“Under Thomas Tuchel we learn a lot about ball possession. It is really all about details. With which foot do I receive the ball; how should I pass the ball.” Dortmund defender Neven Subotić
An important aspect of Tuchel’s success as a relatively young coach has been his work on the training pitch and in the gym. He consistently consults scientists on different subjects. For instance, he has used medical findings revealed by the Mainz-based neuroscientist Wolfgang Schöllhorn to improve his training. Tuchel relinquishes drab fitness training, but experiments with complex training procedures with varying rules. The players had to get accustomed to training in different shapes and pitch sizes varying from rhombuses to circles, or 18m wide x 75m length and 30m length x 70m wide. His idea: pushing the players to their intellectual and mental limits, so that they cannot be overstrained when it comes to the competitive matches.
Tuchel is a true student of the game and an innovative character. Someone who does not play by the same old book, but who tries to write a new one.
“I have missed more than 9000 shots in my career. I have lost almost 300 games. 26 times, I have been trusted to take the game winning shot and missed. I have failed over and over and over again in my life. And that is why I succeed.” Tuchel referred to Michael Jordan’s inspiring words after Mainz were dumped out of the UEFA Europa League to Gaz Metan Mediaș in 2011.

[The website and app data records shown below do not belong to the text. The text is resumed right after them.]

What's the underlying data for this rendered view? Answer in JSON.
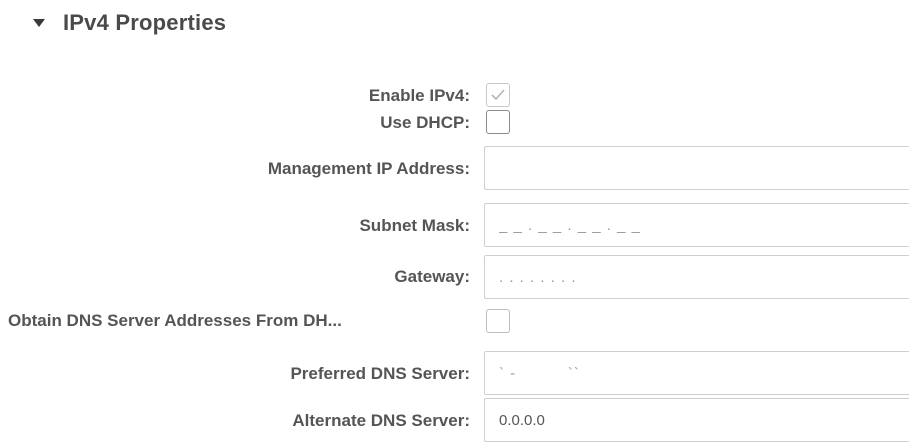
{
  "section": {
    "title": "IPv4 Properties",
    "expanded": true
  },
  "fields": {
    "enable_ipv4": {
      "label": "Enable IPv4:",
      "checked": true,
      "disabled": true
    },
    "use_dhcp": {
      "label": "Use DHCP:",
      "checked": false
    },
    "management_ip": {
      "label": "Management IP Address:",
      "value": ""
    },
    "subnet_mask": {
      "label": "Subnet Mask:",
      "value": "_ _ . _ _ . _ _ . _ _"
    },
    "gateway": {
      "label": "Gateway:",
      "value": ". . . . . . . ."
    },
    "obtain_dns": {
      "label": "Obtain DNS Server Addresses From DH...",
      "checked": false,
      "disabled": true
    },
    "preferred_dns": {
      "label": "Preferred DNS Server:",
      "value": "` -          ``"
    },
    "alternate_dns": {
      "label": "Alternate DNS Server:",
      "value": "0.0.0.0"
    }
  }
}
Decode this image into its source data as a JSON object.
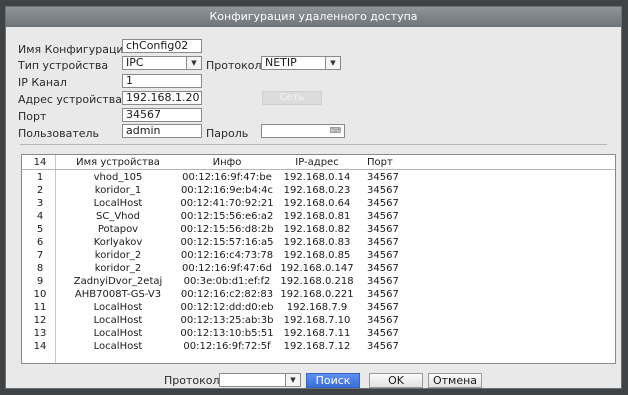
{
  "dialog": {
    "title": "Конфигурация удаленного доступа"
  },
  "form": {
    "config_name_label": "Имя Конфигурации",
    "config_name_value": "chConfig02",
    "device_type_label": "Тип устройства",
    "device_type_value": "IPC",
    "protocol_label": "Протокол",
    "protocol_value": "NETIP",
    "channel_label": "IP Канал",
    "channel_value": "1",
    "address_label": "Адрес устройства",
    "address_value": "192.168.1.20",
    "network_button": "Сеть",
    "port_label": "Порт",
    "port_value": "34567",
    "user_label": "Пользователь",
    "user_value": "admin",
    "password_label": "Пароль"
  },
  "table": {
    "header": {
      "count": "14",
      "name": "Имя устройства",
      "info": "Инфо",
      "ip": "IP-адрес",
      "port": "Порт"
    },
    "rows": [
      {
        "num": "1",
        "name": "vhod_105",
        "info": "00:12:16:9f:47:be",
        "ip": "192.168.0.14",
        "port": "34567"
      },
      {
        "num": "2",
        "name": "koridor_1",
        "info": "00:12:16:9e:b4:4c",
        "ip": "192.168.0.23",
        "port": "34567"
      },
      {
        "num": "3",
        "name": "LocalHost",
        "info": "00:12:41:70:92:21",
        "ip": "192.168.0.64",
        "port": "34567"
      },
      {
        "num": "4",
        "name": "SC_Vhod",
        "info": "00:12:15:56:e6:a2",
        "ip": "192.168.0.81",
        "port": "34567"
      },
      {
        "num": "5",
        "name": "Potapov",
        "info": "00:12:15:56:d8:2b",
        "ip": "192.168.0.82",
        "port": "34567"
      },
      {
        "num": "6",
        "name": "Korlyakov",
        "info": "00:12:15:57:16:a5",
        "ip": "192.168.0.83",
        "port": "34567"
      },
      {
        "num": "7",
        "name": "koridor_2",
        "info": "00:12:16:c4:73:78",
        "ip": "192.168.0.85",
        "port": "34567"
      },
      {
        "num": "8",
        "name": "koridor_2",
        "info": "00:12:16:9f:47:6d",
        "ip": "192.168.0.147",
        "port": "34567"
      },
      {
        "num": "9",
        "name": "ZadnyiDvor_2etaj",
        "info": "00:3e:0b:d1:ef:f2",
        "ip": "192.168.0.218",
        "port": "34567"
      },
      {
        "num": "10",
        "name": "AHB7008T-GS-V3",
        "info": "00:12:16:c2:82:83",
        "ip": "192.168.0.221",
        "port": "34567"
      },
      {
        "num": "11",
        "name": "LocalHost",
        "info": "00:12:12:dd:d0:eb",
        "ip": "192.168.7.9",
        "port": "34567"
      },
      {
        "num": "12",
        "name": "LocalHost",
        "info": "00:12:13:25:ab:3b",
        "ip": "192.168.7.10",
        "port": "34567"
      },
      {
        "num": "13",
        "name": "LocalHost",
        "info": "00:12:13:10:b5:51",
        "ip": "192.168.7.11",
        "port": "34567"
      },
      {
        "num": "14",
        "name": "LocalHost",
        "info": "00:12:16:9f:72:5f",
        "ip": "192.168.7.12",
        "port": "34567"
      }
    ]
  },
  "footer": {
    "protocol_label": "Протокол",
    "protocol_value": "",
    "search_button": "Поиск",
    "ok_button": "OK",
    "cancel_button": "Отмена"
  }
}
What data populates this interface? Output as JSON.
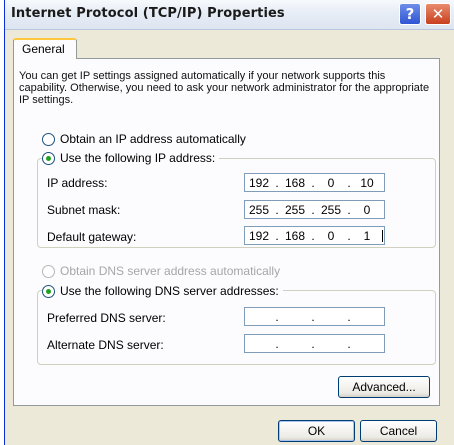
{
  "window": {
    "title": "Internet Protocol (TCP/IP) Properties",
    "help_symbol": "?",
    "close_symbol": "✕"
  },
  "tabs": [
    {
      "label": "General",
      "selected": true
    }
  ],
  "description": "You can get IP settings assigned automatically if your network supports this capability. Otherwise, you need to ask your network administrator for the appropriate IP settings.",
  "ip_section": {
    "auto_label": "Obtain an IP address automatically",
    "auto_selected": false,
    "manual_label": "Use the following IP address:",
    "manual_selected": true,
    "fields": [
      {
        "label": "IP address:",
        "octets": [
          "192",
          "168",
          "0",
          "10"
        ]
      },
      {
        "label": "Subnet mask:",
        "octets": [
          "255",
          "255",
          "255",
          "0"
        ]
      },
      {
        "label": "Default gateway:",
        "octets": [
          "192",
          "168",
          "0",
          "1"
        ]
      }
    ]
  },
  "dns_section": {
    "auto_label": "Obtain DNS server address automatically",
    "auto_enabled": false,
    "manual_label": "Use the following DNS server addresses:",
    "manual_selected": true,
    "fields": [
      {
        "label": "Preferred DNS server:",
        "octets": [
          "",
          "",
          "",
          ""
        ]
      },
      {
        "label": "Alternate DNS server:",
        "octets": [
          "",
          "",
          "",
          ""
        ]
      }
    ]
  },
  "buttons": {
    "advanced": "Advanced...",
    "ok": "OK",
    "cancel": "Cancel"
  },
  "dot": "."
}
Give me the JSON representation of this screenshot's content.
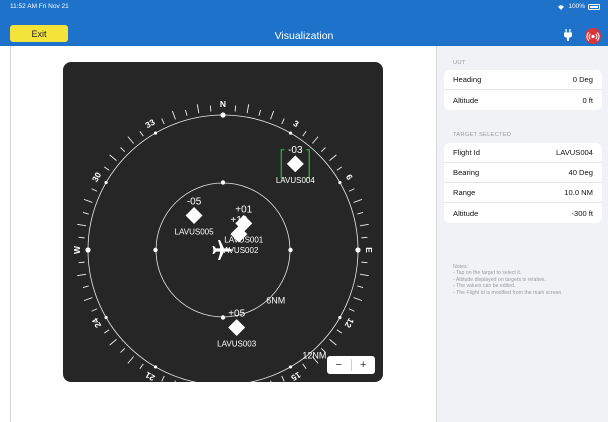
{
  "status": {
    "time": "11:52 AM  Fri Nov 21",
    "battery": "100%"
  },
  "nav": {
    "exit_label": "Exit",
    "title": "Visualization"
  },
  "compass": {
    "labels": [
      {
        "text": "N",
        "bearing": 0
      },
      {
        "text": "3",
        "bearing": 30
      },
      {
        "text": "6",
        "bearing": 60
      },
      {
        "text": "E",
        "bearing": 90
      },
      {
        "text": "12",
        "bearing": 120
      },
      {
        "text": "15",
        "bearing": 150
      },
      {
        "text": "S",
        "bearing": 180
      },
      {
        "text": "21",
        "bearing": 210
      },
      {
        "text": "24",
        "bearing": 240
      },
      {
        "text": "W",
        "bearing": 270
      },
      {
        "text": "30",
        "bearing": 300
      },
      {
        "text": "33",
        "bearing": 330
      }
    ],
    "ranges": [
      {
        "text": "6NM",
        "nm": 6
      },
      {
        "text": "12NM",
        "nm": 12
      }
    ]
  },
  "targets": [
    {
      "id": "LAVUS004",
      "alt": "-03",
      "bearing": 40,
      "range_nm": 10,
      "selected": true
    },
    {
      "id": "LAVUS005",
      "alt": "-05",
      "bearing": 320,
      "range_nm": 4
    },
    {
      "id": "LAVUS001",
      "alt": "+01",
      "bearing": 38,
      "range_nm": 3
    },
    {
      "id": "LAVUS002",
      "alt": "+10",
      "bearing": 45,
      "range_nm": 2
    },
    {
      "id": "LAVUS003",
      "alt": "+05",
      "bearing": 170,
      "range_nm": 7
    }
  ],
  "zoom": {
    "minus": "−",
    "plus": "+"
  },
  "uut": {
    "section_title": "UUT",
    "rows": [
      {
        "label": "Heading",
        "value": "0 Deg"
      },
      {
        "label": "Altitude",
        "value": "0 ft"
      }
    ]
  },
  "target_selected": {
    "section_title": "TARGET SELECTED",
    "rows": [
      {
        "label": "Flight Id",
        "value": "LAVUS004"
      },
      {
        "label": "Bearing",
        "value": "40 Deg"
      },
      {
        "label": "Range",
        "value": "10.0 NM"
      },
      {
        "label": "Altitude",
        "value": "-300 ft"
      }
    ]
  },
  "notes": [
    "Notes:",
    "- Tap on the target to select it.",
    "- Altitude displayed on targets is relative.",
    "- The values can be edited.",
    "- The Flight Id is modified from the main screen."
  ],
  "colors": {
    "accent": "#1e72c9",
    "exit": "#f4e43a",
    "alarm": "#d8373a",
    "selection": "#2e9e4f",
    "radar_bg": "#262626"
  }
}
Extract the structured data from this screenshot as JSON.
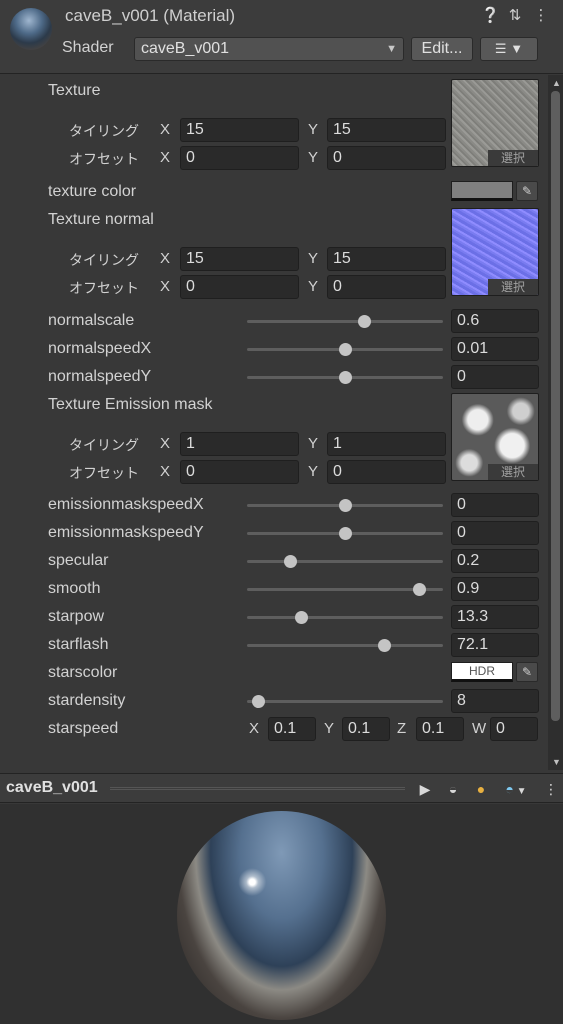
{
  "header": {
    "title": "caveB_v001 (Material)",
    "shader_label": "Shader",
    "shader_value": "caveB_v001",
    "edit_label": "Edit...",
    "help_icon": "help-icon",
    "settings_icon": "sliders-icon",
    "menu_icon": "kebab-menu-icon"
  },
  "labels": {
    "tiling": "タイリング",
    "offset": "オフセット",
    "select": "選択",
    "x": "X",
    "y": "Y",
    "z": "Z",
    "w": "W",
    "hdr": "HDR"
  },
  "texture": {
    "label": "Texture",
    "tiling_x": "15",
    "tiling_y": "15",
    "offset_x": "0",
    "offset_y": "0"
  },
  "texture_color": {
    "label": "texture color",
    "color": "#808080"
  },
  "texture_normal": {
    "label": "Texture normal",
    "tiling_x": "15",
    "tiling_y": "15",
    "offset_x": "0",
    "offset_y": "0"
  },
  "sliders": [
    {
      "label": "normalscale",
      "value": "0.6",
      "fraction": 0.6
    },
    {
      "label": "normalspeedX",
      "value": "0.01",
      "fraction": 0.5
    },
    {
      "label": "normalspeedY",
      "value": "0",
      "fraction": 0.5
    }
  ],
  "texture_emission": {
    "label": "Texture Emission mask",
    "tiling_x": "1",
    "tiling_y": "1",
    "offset_x": "0",
    "offset_y": "0"
  },
  "sliders2": [
    {
      "label": "emissionmaskspeedX",
      "value": "0",
      "fraction": 0.5
    },
    {
      "label": "emissionmaskspeedY",
      "value": "0",
      "fraction": 0.5
    },
    {
      "label": "specular",
      "value": "0.2",
      "fraction": 0.22
    },
    {
      "label": "smooth",
      "value": "0.9",
      "fraction": 0.88
    },
    {
      "label": "starpow",
      "value": "13.3",
      "fraction": 0.28
    },
    {
      "label": "starflash",
      "value": "72.1",
      "fraction": 0.7
    }
  ],
  "starscolor": {
    "label": "starscolor",
    "color": "#ffffff"
  },
  "stardensity": {
    "label": "stardensity",
    "value": "8",
    "fraction": 0.06
  },
  "starspeed": {
    "label": "starspeed",
    "x": "0.1",
    "y": "0.1",
    "z": "0.1",
    "w": "0"
  },
  "preview": {
    "title": "caveB_v001",
    "play_icon": "play-icon",
    "mesh_icon": "sphere-mesh-icon",
    "light_icon": "light-icon",
    "bg_icon": "preview-bg-icon"
  }
}
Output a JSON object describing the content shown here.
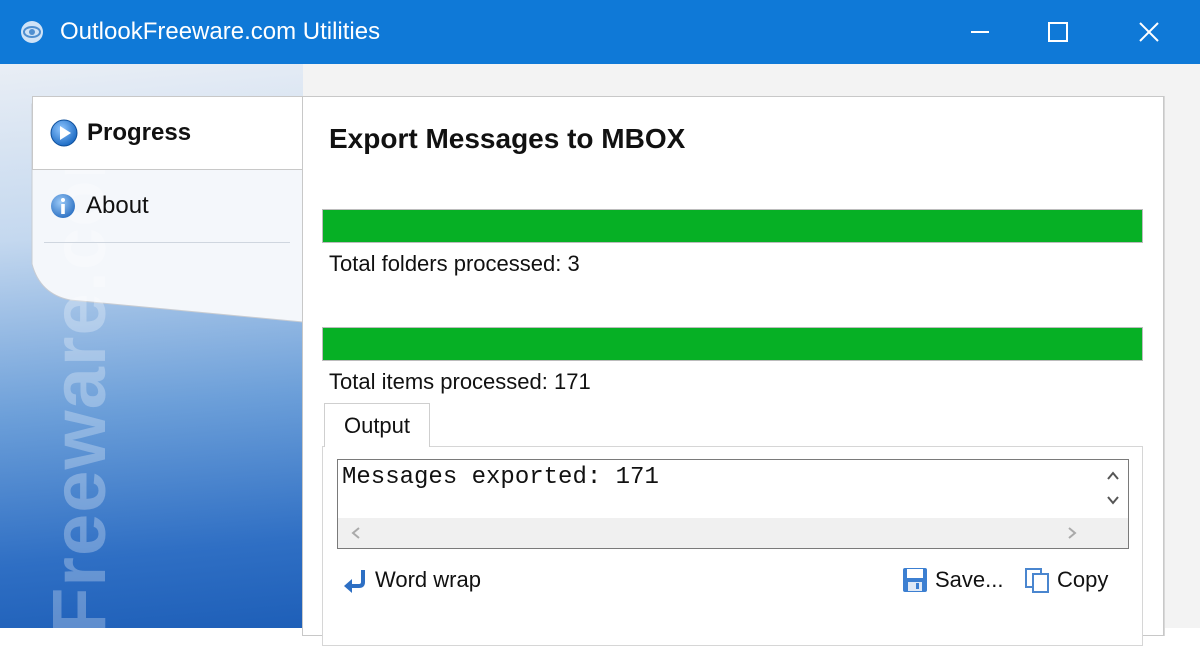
{
  "window": {
    "title": "OutlookFreeware.com Utilities",
    "controls": [
      "minimize-icon",
      "maximize-icon",
      "close-icon"
    ]
  },
  "sidebar": {
    "watermark": "Freeware.com",
    "items": [
      {
        "label": "Progress",
        "icon": "play-circle-icon",
        "active": true
      },
      {
        "label": "About",
        "icon": "info-icon",
        "active": false
      }
    ]
  },
  "main": {
    "title": "Export Messages to MBOX",
    "progress": [
      {
        "label": "Total folders processed: 3",
        "value": 1.0
      },
      {
        "label": "Total items processed: 171",
        "value": 1.0
      }
    ],
    "output": {
      "tab_label": "Output",
      "text": "Messages exported: 171",
      "word_wrap_label": "Word wrap",
      "save_label": "Save...",
      "copy_label": "Copy"
    }
  },
  "colors": {
    "titlebar": "#0f79d7",
    "progress_fill": "#06b025",
    "accent": "#1e5fb8"
  }
}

Being the clear underdog against Dortmund’s under-19 team featuring Mario Götze, Tuchel out-coached BVB and Peter Hyballa. He won the 2009 German youth championship with Mainz 05 in the final against his new club, being prepared like no one else. His ‘match plan,’ a term Tuchel has used a lot to describe his approach to frequently adjusting to the opposing team, was unbeatable that day.
“You have to be courageous, no need to hide from anybody,” Tuchel had said before his team left the locker room, being fully committed to beat Bayern Munich. On August 22, 2009, Tuchel gained three points against the powerhouse of German football in his third Bundesliga match. For the first time on the grand stage, he suggested what he is capable of.
One of his career defining matches is still ahead of him. When Dortmund will face Borussia Mönchengladbach on matchday one of the upcoming Bundesliga season, it could be the milestone of a new era at the Signal Iduna Park.
Being part of the so-called ‘Bruchweg Boys,’ named after the old stadium in Mainz, André Schürrle made his breakthrough under Tuchel’s guidance. Tuchel and Schürrle had known each other very well from the years in Mainz’s youth section before both moved up the ladder. Schürrle’s agility and speed perfectly suited Mainz’s counter attacking style, providing a constant threat on the break against most of the Bundesliga sides.
Tuchel has not been known for having a preference for big target players up front. However, Ádám Szalai, a 6 ft 4 in tall number nine, played an important role during Tuchel’s Mainz years. But the truth is Szalai, who moved from Real Madrid Castilla to Mainz in early 2010, offers more strengths than just being a physical impressive forward. His tactical intelligence and agility for a man of his size made him almost irreplaceable when he left the club in 2013.
Speaking of tactical intelligence, Andreas Ivanschitz became one of Tuchel’s exemplary students after joining Mainz at the same time as Tuchel. The Austrian midfielder has combined technical precision with great vision and a nose for goals. Curiously enough, after playing 104 matches, scoring 22 goals and assisting 18, he had to leave Mainz, as his contract had not been extended.